And you thought you were 'cautious.' Time to read Barrons this weekend.

Subject: Cosmetics Break the Skin Barrier
From: Emma
To: All
Date Posted: Sat, Jan 08, 2005 at 10:05:17 (EST)
Email Address: Not Provided

Message:
http://www.nytimes.com/2005/01/08/business/08skin.html?pagewanted=all&position= Cosmetics Break the Skin Barrier By CLAUDIA H. DEUTSCH rocter & Gamble is about to sell ball bearings - but not the metal kind. Its minuscule mineral spheres are designed to help usher its Olay-brand body lotions deep into the skin. Freeze 24/7, meanwhile, is pushing the muscle relaxant GABA, or gamma-amino butyric acid, a common ingredient in over-the-counter antianxiety supplements. It is not using GABA to relax minds, however. Instead, the goal is to relax the muscles that cause face wrinkles. 'We knew that if we could find a way to use GABA topically, it would be a killer app,' said Scott E. Gurfein, the founder of the year-old company. The science of smoothing women's skin is going high tech. And cosmetics companies, whether they serve the masses or the elite, are adopting not just the language of Silicon Valley but many of its most sophisticated techniques. Researchers for cosmetics companies have spent several years developing chemical bullets to attack wrinkles. But now, the players in this growing industry are turning to the medical and electronics worlds for ways to keep human skin from bouncing those bullets off the body like so many blanks. 'What you are seeing in the skin care world is a mirror of the advancing technology in pharmaceuticals and biotechnology,' said Karyn Grossman, a dermatologist and international spokeswoman for the Prescriptives line of Estée Lauder. Scientists from far outside the cosmetics world are noticing the change. 'Skin care,' said Neil Gordon, president of the Canadian NanoBusiness Alliance, 'is definitely becoming a big area for nanoscience,' which involves working to manipulate nature at the supersmall level of individual atoms and molecules.
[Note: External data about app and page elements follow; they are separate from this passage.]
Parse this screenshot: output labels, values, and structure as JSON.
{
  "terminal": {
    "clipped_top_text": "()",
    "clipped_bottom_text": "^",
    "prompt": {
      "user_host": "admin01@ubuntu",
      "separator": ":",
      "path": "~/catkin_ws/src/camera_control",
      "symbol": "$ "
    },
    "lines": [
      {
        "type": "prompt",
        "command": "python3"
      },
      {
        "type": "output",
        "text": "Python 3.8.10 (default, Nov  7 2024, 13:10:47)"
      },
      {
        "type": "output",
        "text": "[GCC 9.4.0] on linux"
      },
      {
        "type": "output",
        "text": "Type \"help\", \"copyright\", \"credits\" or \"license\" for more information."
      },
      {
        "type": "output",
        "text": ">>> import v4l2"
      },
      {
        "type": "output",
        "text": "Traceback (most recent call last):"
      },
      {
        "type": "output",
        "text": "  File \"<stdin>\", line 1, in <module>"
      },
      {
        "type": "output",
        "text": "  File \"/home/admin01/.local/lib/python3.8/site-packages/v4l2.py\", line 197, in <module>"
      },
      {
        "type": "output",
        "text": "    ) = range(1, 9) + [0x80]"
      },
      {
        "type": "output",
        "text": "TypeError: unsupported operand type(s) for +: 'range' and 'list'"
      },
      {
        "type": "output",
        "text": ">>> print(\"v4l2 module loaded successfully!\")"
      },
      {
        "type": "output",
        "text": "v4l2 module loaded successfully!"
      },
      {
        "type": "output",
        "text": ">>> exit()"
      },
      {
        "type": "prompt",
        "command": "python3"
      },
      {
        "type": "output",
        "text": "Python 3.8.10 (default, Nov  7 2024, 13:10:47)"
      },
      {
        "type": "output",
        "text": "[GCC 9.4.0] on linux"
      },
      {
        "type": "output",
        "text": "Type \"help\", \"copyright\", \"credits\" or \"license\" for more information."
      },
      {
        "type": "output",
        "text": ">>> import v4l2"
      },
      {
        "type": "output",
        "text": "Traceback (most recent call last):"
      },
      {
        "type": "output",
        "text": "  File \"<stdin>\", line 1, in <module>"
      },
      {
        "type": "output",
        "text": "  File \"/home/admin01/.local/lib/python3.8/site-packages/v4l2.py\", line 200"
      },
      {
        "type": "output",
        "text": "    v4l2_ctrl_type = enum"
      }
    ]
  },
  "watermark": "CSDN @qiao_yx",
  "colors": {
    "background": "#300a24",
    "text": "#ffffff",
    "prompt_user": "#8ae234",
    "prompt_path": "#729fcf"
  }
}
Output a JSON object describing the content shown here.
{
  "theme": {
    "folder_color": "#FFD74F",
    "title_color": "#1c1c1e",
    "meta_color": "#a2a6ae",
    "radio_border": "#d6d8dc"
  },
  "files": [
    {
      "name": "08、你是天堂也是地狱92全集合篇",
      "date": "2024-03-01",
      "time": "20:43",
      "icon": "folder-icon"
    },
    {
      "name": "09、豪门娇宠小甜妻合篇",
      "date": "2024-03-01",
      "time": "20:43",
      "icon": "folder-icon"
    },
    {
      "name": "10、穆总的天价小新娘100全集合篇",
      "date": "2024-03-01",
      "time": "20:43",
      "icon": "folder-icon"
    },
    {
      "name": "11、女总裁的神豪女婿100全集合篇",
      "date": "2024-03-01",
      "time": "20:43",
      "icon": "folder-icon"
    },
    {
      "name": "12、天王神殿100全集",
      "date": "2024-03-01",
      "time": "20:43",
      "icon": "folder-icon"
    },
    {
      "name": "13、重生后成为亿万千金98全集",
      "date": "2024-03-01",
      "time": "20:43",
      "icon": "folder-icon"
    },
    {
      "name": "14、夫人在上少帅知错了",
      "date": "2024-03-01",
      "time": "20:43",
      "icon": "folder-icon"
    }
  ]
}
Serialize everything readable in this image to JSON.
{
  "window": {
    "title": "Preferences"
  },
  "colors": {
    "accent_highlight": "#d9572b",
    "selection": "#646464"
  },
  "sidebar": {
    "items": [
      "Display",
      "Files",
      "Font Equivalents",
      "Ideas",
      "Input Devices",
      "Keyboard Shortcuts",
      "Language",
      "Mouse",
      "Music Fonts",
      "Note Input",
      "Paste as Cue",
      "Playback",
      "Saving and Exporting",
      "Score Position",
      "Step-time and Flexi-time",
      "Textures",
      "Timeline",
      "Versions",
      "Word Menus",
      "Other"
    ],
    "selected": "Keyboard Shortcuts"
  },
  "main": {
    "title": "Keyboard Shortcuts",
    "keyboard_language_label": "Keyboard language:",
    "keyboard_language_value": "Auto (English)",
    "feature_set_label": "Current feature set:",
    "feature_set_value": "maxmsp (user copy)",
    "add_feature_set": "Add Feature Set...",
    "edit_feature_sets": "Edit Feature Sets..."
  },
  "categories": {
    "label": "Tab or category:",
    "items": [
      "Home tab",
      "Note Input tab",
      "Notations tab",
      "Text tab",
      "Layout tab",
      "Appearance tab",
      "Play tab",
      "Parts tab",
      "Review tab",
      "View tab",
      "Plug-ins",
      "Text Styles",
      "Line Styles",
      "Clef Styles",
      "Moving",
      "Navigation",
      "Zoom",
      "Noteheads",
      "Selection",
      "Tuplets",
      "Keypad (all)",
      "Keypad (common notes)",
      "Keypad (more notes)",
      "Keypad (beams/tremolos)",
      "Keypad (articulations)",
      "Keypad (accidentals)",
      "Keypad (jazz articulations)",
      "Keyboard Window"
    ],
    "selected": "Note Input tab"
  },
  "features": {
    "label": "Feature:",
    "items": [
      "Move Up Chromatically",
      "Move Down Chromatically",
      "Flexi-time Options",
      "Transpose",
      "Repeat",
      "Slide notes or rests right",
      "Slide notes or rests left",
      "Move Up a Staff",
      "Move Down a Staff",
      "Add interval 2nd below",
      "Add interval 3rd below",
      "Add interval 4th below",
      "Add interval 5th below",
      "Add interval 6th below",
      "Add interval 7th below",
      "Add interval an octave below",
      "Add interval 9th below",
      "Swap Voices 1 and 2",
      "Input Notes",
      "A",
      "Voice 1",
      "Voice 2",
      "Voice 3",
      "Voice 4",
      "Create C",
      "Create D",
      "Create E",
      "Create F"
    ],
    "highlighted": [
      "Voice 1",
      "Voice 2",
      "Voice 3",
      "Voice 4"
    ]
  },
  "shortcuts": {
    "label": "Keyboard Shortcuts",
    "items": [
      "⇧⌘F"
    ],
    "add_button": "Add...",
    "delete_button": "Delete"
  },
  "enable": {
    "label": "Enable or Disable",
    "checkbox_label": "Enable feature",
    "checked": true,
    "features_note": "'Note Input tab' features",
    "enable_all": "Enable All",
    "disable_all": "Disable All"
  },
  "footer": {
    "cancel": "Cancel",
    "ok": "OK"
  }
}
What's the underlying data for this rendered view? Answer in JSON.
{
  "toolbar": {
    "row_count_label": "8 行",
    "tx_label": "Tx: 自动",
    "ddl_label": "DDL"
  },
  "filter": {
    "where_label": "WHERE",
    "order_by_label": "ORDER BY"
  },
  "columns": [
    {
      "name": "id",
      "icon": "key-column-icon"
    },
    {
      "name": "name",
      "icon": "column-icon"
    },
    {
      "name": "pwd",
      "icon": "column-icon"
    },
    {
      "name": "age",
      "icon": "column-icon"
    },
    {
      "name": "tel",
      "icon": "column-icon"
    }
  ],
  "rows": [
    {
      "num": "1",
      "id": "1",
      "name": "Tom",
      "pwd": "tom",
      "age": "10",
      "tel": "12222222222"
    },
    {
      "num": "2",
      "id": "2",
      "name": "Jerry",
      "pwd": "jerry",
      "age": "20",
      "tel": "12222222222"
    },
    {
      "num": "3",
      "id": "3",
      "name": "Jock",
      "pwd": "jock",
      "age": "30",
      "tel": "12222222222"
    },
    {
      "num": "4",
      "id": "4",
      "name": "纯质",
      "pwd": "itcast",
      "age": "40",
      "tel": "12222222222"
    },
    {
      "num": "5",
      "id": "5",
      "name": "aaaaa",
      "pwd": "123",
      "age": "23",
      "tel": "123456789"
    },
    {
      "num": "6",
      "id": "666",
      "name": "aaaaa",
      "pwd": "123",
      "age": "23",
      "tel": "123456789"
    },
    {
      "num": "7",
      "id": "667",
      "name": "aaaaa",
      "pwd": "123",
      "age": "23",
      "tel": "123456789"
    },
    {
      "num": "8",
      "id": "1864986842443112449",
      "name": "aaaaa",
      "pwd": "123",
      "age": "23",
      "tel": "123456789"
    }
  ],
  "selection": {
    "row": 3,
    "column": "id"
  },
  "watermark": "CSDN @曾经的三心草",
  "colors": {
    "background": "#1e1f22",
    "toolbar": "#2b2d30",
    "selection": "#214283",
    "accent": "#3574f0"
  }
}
There is a lot at stake. According to Lenka Contreras, vice president of Kline & Company, a research firm, sales of facial treatments represented $7 billion of the overall $12 billion skin care market last year, buoyed by more than 6 percent annual growth the last five years. The Olay line of Procter leads the pack, but Mary Kay and Clinique from Lauder are hot on its heels. Add in Neutrogena, from Johnson & Johnson; Avon; and the Estée Lauder brand, and you have accounted for about a third of the market, Ms. Contreras said. As American society ages demographically, she expects the healthy growth of recent years to continue unabated, for the tiny players as well as the household names. 'Women just don't mind spending a lot of money to look younger,' she said. Outfoxing nature's protective instincts - after all, the skin's well-evolved purpose is to keep foreign substances out - is no small task. The field is littered with failed ideas (researchers have pretty much ditched, for example, the idea of microneedles to create tiny pathways for skin care substances). Even some skin care insiders concede that there may be as much hype as substance to a lot of the emerging claims. 'We've all been looking at particle sizes and optimized formulas for a while, so maybe the trend now is to talk more about it,'